But what’s worse than eating soup in the summer is toiling away in a hot kitchen in the summer. Many fans do not make light work of cooking in a kitchen with no AC. So I eat lots of cold dishes - dishes that require little to no heat, or, I won’t lie, sometimes just massive amounts of watermelon and other summer fruits.
When in doubt, make a salad. But salads can get so boring. So make this broccoli slaw. It’s only the crunchiest, most delightful “salad” you’ll ever have. Some almonds help bump up the crunch level even more, and I’ve never, ever regretted using dried apricots in favor of some other dried fruit that a recipe called for (in this case, cranberries). They’re so chewy and sweet and add such a nice burst of color and flavor to any dish.
Having always pan-fried or steamed my broccoli, I was surprised by how fresh and green raw broccoli tastes. It’s not at all bitter, like I thought it might be. If you’re averse to eating the stems, just use the florets.
One word on buttermilk. Did you know a lot of supermarket buttermilk isn’t really buttermilk? Instead of selling the liquid that results from the churning of butter, many commercially available cartons of cultured buttermilk are not at all byproducts of butter but rather milk that has been purposefully soured.
Kate’s Real Buttermilk is the way to go if you’re seeking quality, but I always only use a little bit and never know what to do with the rest (I know, I know, you could freeze it for baking later or just use it for delicious scones and muffins and pancakes and etc. But an opened bottle of idling buttermilk makes me anxious, OK?).
For this broccoli slaw, you can easily cheat and make your own “buttermilk” in a snap. Add 1/2 tablespoon of vinegar or lemon juice to 1/2 cup of milk and let sit for about 5-10 minutes, until curdled.
It’s not real buttermilk, but this trick, which I learned on smittenkitchen.com, has saved me quite a bit of money in the expensive buttermilk department, with no ill effects on the final product. Now you can cheat, too!
Adapted slightly from smittenkitchen.com
For the slaw:
2 heads broccoli, florets and stem chopped into small pieces (you can also omit the stem)
1/2 cup whole or sliced almonds, toasted
1/3 cup dried apricots, chopped
1 small red onion, finely chopped
For the buttermilk dressing:
1/2 cup buttermilk
1/3 cup mayonnaise
2 tablespoons cider vinegar (I used sherry vinegar)
1/2 tablespoon sugar
Toss all salad ingredients together in a bowl.
In a small bowl, whisk together all ingredients for the buttermilk dressing. Salt and pepper to taste.
Pour dressing over broccoli and toss well. (Use less if omitting stem.) Alternatively, if planning to consume over several days, store dressing separately and dress just before serving. Do the same with the almonds if you want them to retain their crunchiness.

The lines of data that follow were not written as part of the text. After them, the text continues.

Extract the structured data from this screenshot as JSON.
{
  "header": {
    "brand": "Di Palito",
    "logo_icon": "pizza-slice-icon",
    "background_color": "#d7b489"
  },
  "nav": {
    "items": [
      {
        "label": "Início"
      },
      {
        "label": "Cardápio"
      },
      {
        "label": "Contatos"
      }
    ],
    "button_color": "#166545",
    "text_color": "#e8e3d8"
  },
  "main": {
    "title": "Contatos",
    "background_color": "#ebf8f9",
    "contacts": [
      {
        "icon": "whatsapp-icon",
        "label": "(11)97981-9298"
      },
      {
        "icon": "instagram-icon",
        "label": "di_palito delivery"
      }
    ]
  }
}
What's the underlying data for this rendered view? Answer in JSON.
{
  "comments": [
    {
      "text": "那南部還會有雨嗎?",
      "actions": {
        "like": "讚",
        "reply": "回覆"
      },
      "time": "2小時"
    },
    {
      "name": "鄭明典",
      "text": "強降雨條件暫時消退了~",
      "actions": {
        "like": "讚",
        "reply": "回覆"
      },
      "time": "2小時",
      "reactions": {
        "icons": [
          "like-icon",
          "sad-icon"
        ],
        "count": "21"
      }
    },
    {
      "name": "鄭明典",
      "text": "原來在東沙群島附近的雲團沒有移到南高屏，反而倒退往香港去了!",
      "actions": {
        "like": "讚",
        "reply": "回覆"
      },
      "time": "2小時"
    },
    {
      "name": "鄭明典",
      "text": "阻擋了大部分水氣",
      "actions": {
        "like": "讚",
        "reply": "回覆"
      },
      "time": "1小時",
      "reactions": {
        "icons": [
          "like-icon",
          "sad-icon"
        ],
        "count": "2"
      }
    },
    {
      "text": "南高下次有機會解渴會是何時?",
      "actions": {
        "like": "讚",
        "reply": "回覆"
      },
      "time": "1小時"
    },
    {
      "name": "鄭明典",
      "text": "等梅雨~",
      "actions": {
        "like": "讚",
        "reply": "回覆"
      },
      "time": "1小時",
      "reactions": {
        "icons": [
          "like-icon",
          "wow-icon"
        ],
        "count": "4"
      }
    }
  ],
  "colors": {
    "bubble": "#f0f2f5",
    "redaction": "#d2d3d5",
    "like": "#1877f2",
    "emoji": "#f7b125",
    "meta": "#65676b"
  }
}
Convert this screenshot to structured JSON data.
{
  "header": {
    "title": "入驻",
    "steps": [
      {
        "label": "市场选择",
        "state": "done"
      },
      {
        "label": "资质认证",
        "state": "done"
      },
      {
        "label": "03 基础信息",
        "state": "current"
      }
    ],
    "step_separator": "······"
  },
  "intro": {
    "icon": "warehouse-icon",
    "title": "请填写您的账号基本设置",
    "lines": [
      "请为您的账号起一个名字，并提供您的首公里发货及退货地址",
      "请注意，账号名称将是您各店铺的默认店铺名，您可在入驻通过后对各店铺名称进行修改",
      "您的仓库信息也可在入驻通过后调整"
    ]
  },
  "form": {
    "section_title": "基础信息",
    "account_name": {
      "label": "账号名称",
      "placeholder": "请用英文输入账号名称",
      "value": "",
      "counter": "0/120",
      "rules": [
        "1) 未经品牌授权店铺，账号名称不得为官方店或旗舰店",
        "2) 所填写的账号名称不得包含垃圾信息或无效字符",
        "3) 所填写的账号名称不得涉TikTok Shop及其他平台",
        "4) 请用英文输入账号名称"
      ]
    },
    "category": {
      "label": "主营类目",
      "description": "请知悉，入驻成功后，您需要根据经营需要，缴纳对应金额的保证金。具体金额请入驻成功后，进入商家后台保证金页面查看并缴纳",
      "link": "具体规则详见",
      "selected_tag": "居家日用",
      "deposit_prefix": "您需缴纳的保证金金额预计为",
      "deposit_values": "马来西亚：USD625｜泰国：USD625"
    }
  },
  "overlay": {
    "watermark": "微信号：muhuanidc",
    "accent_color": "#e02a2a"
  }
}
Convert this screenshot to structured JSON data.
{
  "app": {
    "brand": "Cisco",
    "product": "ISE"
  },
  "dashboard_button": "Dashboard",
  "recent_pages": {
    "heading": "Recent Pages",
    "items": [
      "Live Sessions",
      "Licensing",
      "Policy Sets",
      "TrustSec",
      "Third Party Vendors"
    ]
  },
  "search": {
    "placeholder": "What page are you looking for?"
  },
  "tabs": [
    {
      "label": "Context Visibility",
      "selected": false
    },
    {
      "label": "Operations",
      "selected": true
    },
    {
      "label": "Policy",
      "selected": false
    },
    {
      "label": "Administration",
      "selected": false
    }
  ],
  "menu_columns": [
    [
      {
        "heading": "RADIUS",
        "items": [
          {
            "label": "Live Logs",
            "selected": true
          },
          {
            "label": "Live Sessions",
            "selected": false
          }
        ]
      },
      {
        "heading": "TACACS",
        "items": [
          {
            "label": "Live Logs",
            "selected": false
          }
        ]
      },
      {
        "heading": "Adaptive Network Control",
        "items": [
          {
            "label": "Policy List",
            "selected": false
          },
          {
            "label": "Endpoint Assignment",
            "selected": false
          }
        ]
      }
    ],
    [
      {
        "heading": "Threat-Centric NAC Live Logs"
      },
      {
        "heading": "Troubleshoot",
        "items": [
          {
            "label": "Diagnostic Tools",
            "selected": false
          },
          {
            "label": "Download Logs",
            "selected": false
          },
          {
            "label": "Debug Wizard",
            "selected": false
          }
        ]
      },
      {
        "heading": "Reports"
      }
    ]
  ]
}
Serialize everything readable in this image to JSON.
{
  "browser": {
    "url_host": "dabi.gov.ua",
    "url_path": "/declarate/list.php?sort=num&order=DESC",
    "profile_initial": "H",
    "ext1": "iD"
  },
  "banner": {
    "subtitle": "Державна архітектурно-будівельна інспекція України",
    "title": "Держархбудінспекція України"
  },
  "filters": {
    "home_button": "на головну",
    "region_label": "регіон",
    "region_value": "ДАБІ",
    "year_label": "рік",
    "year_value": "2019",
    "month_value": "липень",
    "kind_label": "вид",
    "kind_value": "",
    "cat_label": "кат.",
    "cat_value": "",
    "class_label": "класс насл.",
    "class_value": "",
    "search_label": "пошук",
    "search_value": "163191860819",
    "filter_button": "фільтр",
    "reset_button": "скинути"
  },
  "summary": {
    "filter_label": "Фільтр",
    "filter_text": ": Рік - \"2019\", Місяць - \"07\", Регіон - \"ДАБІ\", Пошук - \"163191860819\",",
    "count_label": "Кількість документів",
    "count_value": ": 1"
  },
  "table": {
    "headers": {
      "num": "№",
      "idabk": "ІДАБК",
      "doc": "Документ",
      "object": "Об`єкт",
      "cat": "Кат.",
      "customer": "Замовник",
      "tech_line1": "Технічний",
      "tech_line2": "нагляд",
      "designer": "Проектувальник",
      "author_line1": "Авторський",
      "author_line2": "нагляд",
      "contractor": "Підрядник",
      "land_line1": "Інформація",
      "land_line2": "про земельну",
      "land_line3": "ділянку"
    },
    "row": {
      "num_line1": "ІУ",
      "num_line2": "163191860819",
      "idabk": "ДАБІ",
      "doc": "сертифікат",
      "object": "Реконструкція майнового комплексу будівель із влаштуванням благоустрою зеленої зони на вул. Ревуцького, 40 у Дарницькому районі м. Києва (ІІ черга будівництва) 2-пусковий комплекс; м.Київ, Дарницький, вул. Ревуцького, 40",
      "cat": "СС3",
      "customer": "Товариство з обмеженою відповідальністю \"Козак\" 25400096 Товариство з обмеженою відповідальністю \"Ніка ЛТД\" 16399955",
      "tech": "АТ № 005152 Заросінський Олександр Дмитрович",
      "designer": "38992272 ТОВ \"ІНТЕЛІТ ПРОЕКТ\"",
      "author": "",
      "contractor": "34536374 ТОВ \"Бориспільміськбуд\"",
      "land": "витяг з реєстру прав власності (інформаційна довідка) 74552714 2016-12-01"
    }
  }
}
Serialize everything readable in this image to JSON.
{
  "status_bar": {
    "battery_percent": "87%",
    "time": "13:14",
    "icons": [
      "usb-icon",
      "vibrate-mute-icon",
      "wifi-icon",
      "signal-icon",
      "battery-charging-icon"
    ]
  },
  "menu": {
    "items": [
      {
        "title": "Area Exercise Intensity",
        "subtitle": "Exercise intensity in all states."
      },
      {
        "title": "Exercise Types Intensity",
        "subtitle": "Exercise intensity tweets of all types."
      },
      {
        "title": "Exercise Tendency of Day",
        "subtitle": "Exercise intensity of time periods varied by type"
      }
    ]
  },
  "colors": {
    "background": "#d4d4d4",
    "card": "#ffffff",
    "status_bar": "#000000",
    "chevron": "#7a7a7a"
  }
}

Makes about 6 cups. Keeps in the fridge for about a week.
Like Pavlov’s dog, the start of fall triggers an unhinged desire to buy more apples than one person can responsibly eat, and drink gallons of apple cider, and wrap myself in cozy sweaters and read by pumpkin-scented candles.